**Problem description:** Print the entries exactly; skip the pictures.

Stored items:
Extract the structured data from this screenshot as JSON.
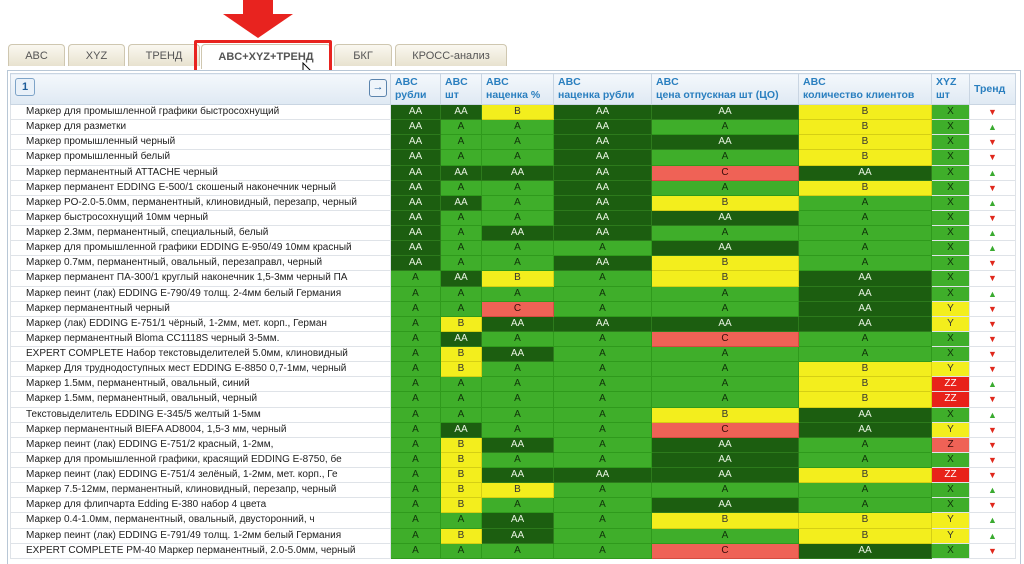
{
  "tabs": [
    "ABC",
    "XYZ",
    "ТРЕНД",
    "ABC+XYZ+ТРЕНД",
    "БКГ",
    "КРОСС-анализ"
  ],
  "page_button": "1",
  "go_icon": "→",
  "columns": [
    {
      "line1": "ABC",
      "line2": "рубли"
    },
    {
      "line1": "ABC",
      "line2": "шт"
    },
    {
      "line1": "ABC",
      "line2": "наценка %"
    },
    {
      "line1": "ABC",
      "line2": "наценка рубли"
    },
    {
      "line1": "ABC",
      "line2": "цена отпускная шт (ЦО)"
    },
    {
      "line1": "ABC",
      "line2": "количество клиентов"
    },
    {
      "line1": "XYZ",
      "line2": "шт"
    },
    {
      "line1": "Тренд",
      "line2": ""
    }
  ],
  "colors": {
    "AA": "#1c5e10",
    "A": "#3fae2a",
    "B": "#f3ee1d",
    "C": "#ef6256",
    "ZZ": "#e8221a",
    "trend_up": "#3aaa30",
    "trend_down": "#e0281c",
    "highlight": "#e8231f"
  },
  "rows": [
    {
      "name": "Маркер для промышленной графики быстросохнущий",
      "v": [
        "AA",
        "AA",
        "B",
        "AA",
        "AA",
        "B",
        "X"
      ],
      "trend": "down"
    },
    {
      "name": "Маркер для разметки",
      "v": [
        "AA",
        "A",
        "A",
        "AA",
        "A",
        "B",
        "X"
      ],
      "trend": "up"
    },
    {
      "name": "Маркер промышленный черный",
      "v": [
        "AA",
        "A",
        "A",
        "AA",
        "AA",
        "B",
        "X"
      ],
      "trend": "down"
    },
    {
      "name": "Маркер промышленный белый",
      "v": [
        "AA",
        "A",
        "A",
        "AA",
        "A",
        "B",
        "X"
      ],
      "trend": "down"
    },
    {
      "name": "Маркер перманентный ATTACHE черный",
      "v": [
        "AA",
        "AA",
        "AA",
        "AA",
        "C",
        "AA",
        "X"
      ],
      "trend": "up"
    },
    {
      "name": "Маркер перманент EDDING E-500/1 скошеный наконечник черный",
      "v": [
        "AA",
        "A",
        "A",
        "AA",
        "A",
        "B",
        "X"
      ],
      "trend": "down"
    },
    {
      "name": "Маркер PO-2.0-5.0мм, перманентный, клиновидный, перезапр, черный",
      "v": [
        "AA",
        "AA",
        "A",
        "AA",
        "B",
        "A",
        "X"
      ],
      "trend": "up"
    },
    {
      "name": "Маркер быстросохнущий 10мм черный",
      "v": [
        "AA",
        "A",
        "A",
        "AA",
        "AA",
        "A",
        "X"
      ],
      "trend": "down"
    },
    {
      "name": "Маркер 2.3мм, перманентный, специальный, белый",
      "v": [
        "AA",
        "A",
        "AA",
        "AA",
        "A",
        "A",
        "X"
      ],
      "trend": "up"
    },
    {
      "name": "Маркер для промышленной графики EDDING E-950/49 10мм красный",
      "v": [
        "AA",
        "A",
        "A",
        "A",
        "AA",
        "A",
        "X"
      ],
      "trend": "up"
    },
    {
      "name": "Маркер 0.7мм, перманентный, овальный, перезаправл, черный",
      "v": [
        "AA",
        "A",
        "A",
        "AA",
        "B",
        "A",
        "X"
      ],
      "trend": "down"
    },
    {
      "name": "Маркер перманент ПА-300/1 круглый наконечник 1,5-3мм черный ПА",
      "v": [
        "A",
        "AA",
        "B",
        "A",
        "B",
        "AA",
        "X"
      ],
      "trend": "down"
    },
    {
      "name": "Маркер пеинт (лак) EDDING E-790/49 толщ. 2-4мм белый Германия",
      "v": [
        "A",
        "A",
        "A",
        "A",
        "A",
        "AA",
        "X"
      ],
      "trend": "up"
    },
    {
      "name": "Маркер перманентный черный",
      "v": [
        "A",
        "A",
        "C",
        "A",
        "A",
        "AA",
        "Y"
      ],
      "trend": "down"
    },
    {
      "name": "Маркер (лак) EDDING E-751/1 чёрный, 1-2мм, мет. корп., Герман",
      "v": [
        "A",
        "B",
        "AA",
        "AA",
        "AA",
        "AA",
        "Y"
      ],
      "trend": "down"
    },
    {
      "name": " Маркер перманентный Bloma CC1118S черный 3-5мм.",
      "v": [
        "A",
        "AA",
        "A",
        "A",
        "C",
        "A",
        "X"
      ],
      "trend": "down"
    },
    {
      "name": "EXPERT COMPLETE Набор текстовыделителей 5.0мм, клиновидный",
      "v": [
        "A",
        "B",
        "AA",
        "A",
        "A",
        "A",
        "X"
      ],
      "trend": "down"
    },
    {
      "name": "Маркер Для труднодоступных мест EDDING E-8850 0,7-1мм, черный",
      "v": [
        "A",
        "B",
        "A",
        "A",
        "A",
        "B",
        "Y"
      ],
      "trend": "down"
    },
    {
      "name": "Маркер 1.5мм, перманентный, овальный, синий",
      "v": [
        "A",
        "A",
        "A",
        "A",
        "A",
        "B",
        "ZZ"
      ],
      "trend": "up"
    },
    {
      "name": "Маркер 1.5мм, перманентный, овальный, черный",
      "v": [
        "A",
        "A",
        "A",
        "A",
        "A",
        "B",
        "ZZ"
      ],
      "trend": "down"
    },
    {
      "name": "Текстовыделитель EDDING E-345/5 желтый 1-5мм",
      "v": [
        "A",
        "A",
        "A",
        "A",
        "B",
        "AA",
        "X"
      ],
      "trend": "up"
    },
    {
      "name": "Маркер перманентный BIEFA AD8004, 1,5-3 мм, черный",
      "v": [
        "A",
        "AA",
        "A",
        "A",
        "C",
        "AA",
        "Y"
      ],
      "trend": "down"
    },
    {
      "name": "Маркер пеинт (лак) EDDING E-751/2 красный, 1-2мм,",
      "v": [
        "A",
        "B",
        "AA",
        "A",
        "AA",
        "A",
        "Z"
      ],
      "trend": "down"
    },
    {
      "name": "Маркер для промышленной графики, красящий  EDDING E-8750, бе",
      "v": [
        "A",
        "B",
        "A",
        "A",
        "AA",
        "A",
        "X"
      ],
      "trend": "down"
    },
    {
      "name": "Маркер пеинт (лак) EDDING E-751/4 зелёный, 1-2мм, мет. корп., Ге",
      "v": [
        "A",
        "B",
        "AA",
        "AA",
        "AA",
        "B",
        "ZZ"
      ],
      "trend": "down"
    },
    {
      "name": " Маркер 7.5-12мм, перманентный, клиновидный, перезапр, черный",
      "v": [
        "A",
        "B",
        "B",
        "A",
        "A",
        "A",
        "X"
      ],
      "trend": "up"
    },
    {
      "name": "Маркер для флипчарта Edding E-380  набор 4 цвета",
      "v": [
        "A",
        "B",
        "A",
        "A",
        "AA",
        "A",
        "X"
      ],
      "trend": "down"
    },
    {
      "name": "Маркер 0.4-1.0мм, перманентный, овальный, двусторонний, ч",
      "v": [
        "A",
        "A",
        "AA",
        "A",
        "B",
        "B",
        "Y"
      ],
      "trend": "up"
    },
    {
      "name": "Маркер пеинт (лак) EDDING E-791/49 толщ. 1-2мм белый Германия",
      "v": [
        "A",
        "B",
        "AA",
        "A",
        "A",
        "B",
        "Y"
      ],
      "trend": "up"
    },
    {
      "name": "EXPERT COMPLETE PM-40 Маркер перманентный, 2.0-5.0мм, черный",
      "v": [
        "A",
        "A",
        "A",
        "A",
        "C",
        "AA",
        "X"
      ],
      "trend": "down"
    }
  ]
}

**Finished exercise:**
Extract the structured data from this screenshot as JSON.
{
  "tabs": [
    "ABC",
    "XYZ",
    "ТРЕНД",
    "ABC+XYZ+ТРЕНД",
    "БКГ",
    "КРОСС-анализ"
  ],
  "page_button": "1",
  "go_icon": "→",
  "columns": [
    {
      "line1": "ABC",
      "line2": "рубли"
    },
    {
      "line1": "ABC",
      "line2": "шт"
    },
    {
      "line1": "ABC",
      "line2": "наценка %"
    },
    {
      "line1": "ABC",
      "line2": "наценка рубли"
    },
    {
      "line1": "ABC",
      "line2": "цена отпускная шт (ЦО)"
    },
    {
      "line1": "ABC",
      "line2": "количество клиентов"
    },
    {
      "line1": "XYZ",
      "line2": "шт"
    },
    {
      "line1": "Тренд",
      "line2": ""
    }
  ],
  "colors": {
    "AA": "#1c5e10",
    "A": "#3fae2a",
    "B": "#f3ee1d",
    "C": "#ef6256",
    "ZZ": "#e8221a",
    "trend_up": "#3aaa30",
    "trend_down": "#e0281c",
    "highlight": "#e8231f"
  },
  "rows": [
    {
      "name": "Маркер для промышленной графики быстросохнущий",
      "v": [
        "AA",
        "AA",
        "B",
        "AA",
        "AA",
        "B",
        "X"
      ],
      "trend": "down"
    },
    {
      "name": "Маркер для разметки",
      "v": [
        "AA",
        "A",
        "A",
        "AA",
        "A",
        "B",
        "X"
      ],
      "trend": "up"
    },
    {
      "name": "Маркер промышленный черный",
      "v": [
        "AA",
        "A",
        "A",
        "AA",
        "AA",
        "B",
        "X"
      ],
      "trend": "down"
    },
    {
      "name": "Маркер промышленный белый",
      "v": [
        "AA",
        "A",
        "A",
        "AA",
        "A",
        "B",
        "X"
      ],
      "trend": "down"
    },
    {
      "name": "Маркер перманентный ATTACHE черный",
      "v": [
        "AA",
        "AA",
        "AA",
        "AA",
        "C",
        "AA",
        "X"
      ],
      "trend": "up"
    },
    {
      "name": "Маркер перманент EDDING E-500/1 скошеный наконечник черный",
      "v": [
        "AA",
        "A",
        "A",
        "AA",
        "A",
        "B",
        "X"
      ],
      "trend": "down"
    },
    {
      "name": "Маркер PO-2.0-5.0мм, перманентный, клиновидный, перезапр, черный",
      "v": [
        "AA",
        "AA",
        "A",
        "AA",
        "B",
        "A",
        "X"
      ],
      "trend": "up"
    },
    {
      "name": "Маркер быстросохнущий 10мм черный",
      "v": [
        "AA",
        "A",
        "A",
        "AA",
        "AA",
        "A",
        "X"
      ],
      "trend": "down"
    },
    {
      "name": "Маркер 2.3мм, перманентный, специальный, белый",
      "v": [
        "AA",
        "A",
        "AA",
        "AA",
        "A",
        "A",
        "X"
      ],
      "trend": "up"
    },
    {
      "name": "Маркер для промышленной графики EDDING E-950/49 10мм красный",
      "v": [
        "AA",
        "A",
        "A",
        "A",
        "AA",
        "A",
        "X"
      ],
      "trend": "up"
    },
    {
      "name": "Маркер 0.7мм, перманентный, овальный, перезаправл, черный",
      "v": [
        "AA",
        "A",
        "A",
        "AA",
        "B",
        "A",
        "X"
      ],
      "trend": "down"
    },
    {
      "name": "Маркер перманент ПА-300/1 круглый наконечник 1,5-3мм черный ПА",
      "v": [
        "A",
        "AA",
        "B",
        "A",
        "B",
        "AA",
        "X"
      ],
      "trend": "down"
    },
    {
      "name": "Маркер пеинт (лак) EDDING E-790/49 толщ. 2-4мм белый Германия",
      "v": [
        "A",
        "A",
        "A",
        "A",
        "A",
        "AA",
        "X"
      ],
      "trend": "up"
    },
    {
      "name": "Маркер перманентный черный",
      "v": [
        "A",
        "A",
        "C",
        "A",
        "A",
        "AA",
        "Y"
      ],
      "trend": "down"
    },
    {
      "name": "Маркер (лак) EDDING E-751/1 чёрный, 1-2мм, мет. корп., Герман",
      "v": [
        "A",
        "B",
        "AA",
        "AA",
        "AA",
        "AA",
        "Y"
      ],
      "trend": "down"
    },
    {
      "name": " Маркер перманентный Bloma CC1118S черный 3-5мм.",
      "v": [
        "A",
        "AA",
        "A",
        "A",
        "C",
        "A",
        "X"
      ],
      "trend": "down"
    },
    {
      "name": "EXPERT COMPLETE Набор текстовыделителей 5.0мм, клиновидный",
      "v": [
        "A",
        "B",
        "AA",
        "A",
        "A",
        "A",
        "X"
      ],
      "trend": "down"
    },
    {
      "name": "Маркер Для труднодоступных мест EDDING E-8850 0,7-1мм, черный",
      "v": [
        "A",
        "B",
        "A",
        "A",
        "A",
        "B",
        "Y"
      ],
      "trend": "down"
    },
    {
      "name": "Маркер 1.5мм, перманентный, овальный, синий",
      "v": [
        "A",
        "A",
        "A",
        "A",
        "A",
        "B",
        "ZZ"
      ],
      "trend": "up"
    },
    {
      "name": "Маркер 1.5мм, перманентный, овальный, черный",
      "v": [
        "A",
        "A",
        "A",
        "A",
        "A",
        "B",
        "ZZ"
      ],
      "trend": "down"
    },
    {
      "name": "Текстовыделитель EDDING E-345/5 желтый 1-5мм",
      "v": [
        "A",
        "A",
        "A",
        "A",
        "B",
        "AA",
        "X"
      ],
      "trend": "up"
    },
    {
      "name": "Маркер перманентный BIEFA AD8004, 1,5-3 мм, черный",
      "v": [
        "A",
        "AA",
        "A",
        "A",
        "C",
        "AA",
        "Y"
      ],
      "trend": "down"
    },
    {
      "name": "Маркер пеинт (лак) EDDING E-751/2 красный, 1-2мм,",
      "v": [
        "A",
        "B",
        "AA",
        "A",
        "AA",
        "A",
        "Z"
      ],
      "trend": "down"
    },
    {
      "name": "Маркер для промышленной графики, красящий  EDDING E-8750, бе",
      "v": [
        "A",
        "B",
        "A",
        "A",
        "AA",
        "A",
        "X"
      ],
      "trend": "down"
    },
    {
      "name": "Маркер пеинт (лак) EDDING E-751/4 зелёный, 1-2мм, мет. корп., Ге",
      "v": [
        "A",
        "B",
        "AA",
        "AA",
        "AA",
        "B",
        "ZZ"
      ],
      "trend": "down"
    },
    {
      "name": " Маркер 7.5-12мм, перманентный, клиновидный, перезапр, черный",
      "v": [
        "A",
        "B",
        "B",
        "A",
        "A",
        "A",
        "X"
      ],
      "trend": "up"
    },
    {
      "name": "Маркер для флипчарта Edding E-380  набор 4 цвета",
      "v": [
        "A",
        "B",
        "A",
        "A",
        "AA",
        "A",
        "X"
      ],
      "trend": "down"
    },
    {
      "name": "Маркер 0.4-1.0мм, перманентный, овальный, двусторонний, ч",
      "v": [
        "A",
        "A",
        "AA",
        "A",
        "B",
        "B",
        "Y"
      ],
      "trend": "up"
    },
    {
      "name": "Маркер пеинт (лак) EDDING E-791/49 толщ. 1-2мм белый Германия",
      "v": [
        "A",
        "B",
        "AA",
        "A",
        "A",
        "B",
        "Y"
      ],
      "trend": "up"
    },
    {
      "name": "EXPERT COMPLETE PM-40 Маркер перманентный, 2.0-5.0мм, черный",
      "v": [
        "A",
        "A",
        "A",
        "A",
        "C",
        "AA",
        "X"
      ],
      "trend": "down"
    }
  ]
}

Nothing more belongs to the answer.